Ian Capstick wrote yesterday about an online bust-up between National Post technology reporter David George-Cosh and marketing consultant April Dunford on Twitter.

All of the gory details are over on Ian’s site; I’m not interested in piling-on to either side of this. However, it does raise one very important reminder, which I coincidentally posted on Twitter the other day:

Be careful what you put in writing

Given April’s comments on Ian’s blog post, I suspect (though can’t confirm) that both of them regret the incident (indeed, the National Post has apologized). However, they will now be captured in Google and it’s cache for a long time thanks to the blog posts that have sprung up around it and the widespread reaction to those posts.

Most of us have written, and subsequently regretted, things in the past. Perhaps not as bad as yesterday’s example, but this a useful reminder that:

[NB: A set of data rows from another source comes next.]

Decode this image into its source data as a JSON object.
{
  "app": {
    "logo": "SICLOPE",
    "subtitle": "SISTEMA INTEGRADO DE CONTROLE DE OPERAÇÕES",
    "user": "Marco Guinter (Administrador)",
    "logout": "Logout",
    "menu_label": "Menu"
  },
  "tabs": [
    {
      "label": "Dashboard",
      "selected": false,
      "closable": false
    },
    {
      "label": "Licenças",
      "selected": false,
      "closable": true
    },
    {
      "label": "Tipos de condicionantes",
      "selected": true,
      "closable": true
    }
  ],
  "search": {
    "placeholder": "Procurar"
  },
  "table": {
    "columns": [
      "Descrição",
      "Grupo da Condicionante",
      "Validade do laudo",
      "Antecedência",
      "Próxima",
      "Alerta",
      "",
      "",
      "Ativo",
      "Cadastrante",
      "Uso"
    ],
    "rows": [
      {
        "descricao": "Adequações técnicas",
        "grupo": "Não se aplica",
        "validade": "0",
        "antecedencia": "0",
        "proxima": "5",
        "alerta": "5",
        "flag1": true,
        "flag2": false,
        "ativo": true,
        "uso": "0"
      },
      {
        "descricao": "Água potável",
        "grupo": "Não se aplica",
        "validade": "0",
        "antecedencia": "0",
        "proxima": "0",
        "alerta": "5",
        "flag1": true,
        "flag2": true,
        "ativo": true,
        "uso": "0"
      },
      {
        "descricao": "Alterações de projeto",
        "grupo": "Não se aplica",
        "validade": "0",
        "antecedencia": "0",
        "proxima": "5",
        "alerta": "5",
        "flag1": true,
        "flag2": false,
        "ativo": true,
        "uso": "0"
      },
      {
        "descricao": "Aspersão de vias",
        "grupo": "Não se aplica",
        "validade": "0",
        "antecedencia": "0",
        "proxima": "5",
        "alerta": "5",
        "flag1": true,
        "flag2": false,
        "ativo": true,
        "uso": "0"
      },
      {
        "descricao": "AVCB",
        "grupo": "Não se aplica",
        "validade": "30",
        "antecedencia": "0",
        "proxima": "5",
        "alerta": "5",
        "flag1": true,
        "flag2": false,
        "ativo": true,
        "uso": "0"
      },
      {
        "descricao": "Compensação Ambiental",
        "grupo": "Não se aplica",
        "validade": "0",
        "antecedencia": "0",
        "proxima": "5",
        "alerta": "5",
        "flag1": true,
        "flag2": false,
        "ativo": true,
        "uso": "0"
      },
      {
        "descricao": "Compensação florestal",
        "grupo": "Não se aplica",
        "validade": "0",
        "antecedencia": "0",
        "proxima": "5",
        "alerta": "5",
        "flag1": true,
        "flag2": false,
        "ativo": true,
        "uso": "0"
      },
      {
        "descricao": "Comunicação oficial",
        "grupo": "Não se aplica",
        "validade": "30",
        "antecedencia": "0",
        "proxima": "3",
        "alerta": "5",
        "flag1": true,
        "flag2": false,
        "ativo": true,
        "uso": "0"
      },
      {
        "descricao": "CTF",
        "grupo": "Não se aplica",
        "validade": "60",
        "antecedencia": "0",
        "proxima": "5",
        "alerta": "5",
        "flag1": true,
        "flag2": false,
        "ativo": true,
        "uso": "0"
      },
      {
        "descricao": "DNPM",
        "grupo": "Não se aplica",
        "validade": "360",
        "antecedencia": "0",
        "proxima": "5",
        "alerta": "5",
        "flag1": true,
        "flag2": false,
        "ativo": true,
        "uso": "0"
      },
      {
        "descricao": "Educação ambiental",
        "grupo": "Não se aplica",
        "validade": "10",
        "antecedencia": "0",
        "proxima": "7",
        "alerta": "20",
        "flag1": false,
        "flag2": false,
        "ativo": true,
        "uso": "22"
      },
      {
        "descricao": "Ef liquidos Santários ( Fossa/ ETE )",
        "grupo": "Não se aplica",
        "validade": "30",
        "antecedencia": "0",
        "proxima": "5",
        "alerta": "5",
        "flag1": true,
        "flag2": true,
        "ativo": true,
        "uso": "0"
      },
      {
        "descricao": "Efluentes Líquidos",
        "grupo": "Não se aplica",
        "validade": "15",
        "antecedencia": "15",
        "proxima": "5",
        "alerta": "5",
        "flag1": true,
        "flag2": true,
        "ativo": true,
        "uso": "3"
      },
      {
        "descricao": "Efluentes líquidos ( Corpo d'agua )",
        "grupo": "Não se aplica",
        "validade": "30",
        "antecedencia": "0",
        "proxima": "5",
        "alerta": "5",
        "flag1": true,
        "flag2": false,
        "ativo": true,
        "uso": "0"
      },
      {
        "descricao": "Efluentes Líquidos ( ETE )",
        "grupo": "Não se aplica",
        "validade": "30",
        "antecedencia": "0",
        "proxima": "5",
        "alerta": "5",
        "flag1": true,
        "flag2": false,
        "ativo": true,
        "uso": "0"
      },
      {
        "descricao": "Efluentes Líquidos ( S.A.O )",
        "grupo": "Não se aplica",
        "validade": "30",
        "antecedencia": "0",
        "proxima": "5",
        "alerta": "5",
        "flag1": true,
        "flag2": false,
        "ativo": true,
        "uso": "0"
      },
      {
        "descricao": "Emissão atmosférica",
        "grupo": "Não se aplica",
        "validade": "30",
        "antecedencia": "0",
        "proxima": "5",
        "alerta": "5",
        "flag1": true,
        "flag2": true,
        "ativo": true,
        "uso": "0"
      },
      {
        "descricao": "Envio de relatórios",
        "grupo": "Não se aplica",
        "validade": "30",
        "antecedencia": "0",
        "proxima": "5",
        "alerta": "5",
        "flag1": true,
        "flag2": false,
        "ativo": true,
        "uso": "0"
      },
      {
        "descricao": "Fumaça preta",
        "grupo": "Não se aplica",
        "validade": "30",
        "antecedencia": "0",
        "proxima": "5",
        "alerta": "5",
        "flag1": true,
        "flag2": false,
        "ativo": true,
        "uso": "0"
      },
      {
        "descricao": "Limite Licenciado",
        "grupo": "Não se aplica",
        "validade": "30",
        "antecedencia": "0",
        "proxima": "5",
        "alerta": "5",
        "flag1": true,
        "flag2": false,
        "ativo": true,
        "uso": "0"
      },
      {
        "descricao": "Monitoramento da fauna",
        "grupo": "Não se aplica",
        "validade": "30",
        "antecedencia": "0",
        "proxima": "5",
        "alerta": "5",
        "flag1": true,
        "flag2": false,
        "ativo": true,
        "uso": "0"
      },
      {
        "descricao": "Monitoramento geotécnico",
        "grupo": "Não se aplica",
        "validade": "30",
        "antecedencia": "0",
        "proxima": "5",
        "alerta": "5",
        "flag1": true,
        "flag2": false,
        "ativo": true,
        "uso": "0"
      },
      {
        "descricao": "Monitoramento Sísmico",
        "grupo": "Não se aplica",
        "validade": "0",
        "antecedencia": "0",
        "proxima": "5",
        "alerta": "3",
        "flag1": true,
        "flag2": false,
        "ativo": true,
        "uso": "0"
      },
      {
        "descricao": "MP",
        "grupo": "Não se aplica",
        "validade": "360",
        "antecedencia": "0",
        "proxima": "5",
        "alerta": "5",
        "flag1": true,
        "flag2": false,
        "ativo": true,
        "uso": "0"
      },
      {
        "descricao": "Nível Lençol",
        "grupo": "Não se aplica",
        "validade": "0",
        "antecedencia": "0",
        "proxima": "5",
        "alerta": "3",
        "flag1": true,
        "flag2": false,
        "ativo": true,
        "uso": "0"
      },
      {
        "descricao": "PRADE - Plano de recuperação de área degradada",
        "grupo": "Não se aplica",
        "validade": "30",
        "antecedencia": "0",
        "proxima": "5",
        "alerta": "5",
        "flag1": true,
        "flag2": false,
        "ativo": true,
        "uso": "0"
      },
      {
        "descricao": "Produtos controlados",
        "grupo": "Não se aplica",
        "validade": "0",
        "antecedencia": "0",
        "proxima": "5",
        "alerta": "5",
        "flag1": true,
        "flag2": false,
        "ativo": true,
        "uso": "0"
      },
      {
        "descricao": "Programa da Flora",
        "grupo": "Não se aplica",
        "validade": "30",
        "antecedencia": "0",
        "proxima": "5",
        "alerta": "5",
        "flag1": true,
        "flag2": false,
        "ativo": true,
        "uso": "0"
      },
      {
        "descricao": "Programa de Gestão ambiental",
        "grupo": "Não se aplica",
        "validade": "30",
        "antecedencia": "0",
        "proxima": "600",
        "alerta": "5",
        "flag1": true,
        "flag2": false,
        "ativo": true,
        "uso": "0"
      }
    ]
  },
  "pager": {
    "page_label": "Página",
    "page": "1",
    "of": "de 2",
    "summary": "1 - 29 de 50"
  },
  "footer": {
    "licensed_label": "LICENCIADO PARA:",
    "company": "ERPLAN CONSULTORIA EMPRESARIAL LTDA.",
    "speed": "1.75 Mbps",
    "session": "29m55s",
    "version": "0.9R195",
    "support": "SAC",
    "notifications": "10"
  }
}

  1. When you post something online, you’re not just talking to one other person – you’re potentially talking to tens, hundreds or even thousands of people.
  2. What you write may be out there forever, whether you like it or not.

What’s your take on this situation?

Dave Fleet
Managing Director and Head of Global Digital Crisis at Edelman. Husband and dad of two. Cycling nut; bookworm; videogamer; Britnadian. Opinions are mine, not my employer's.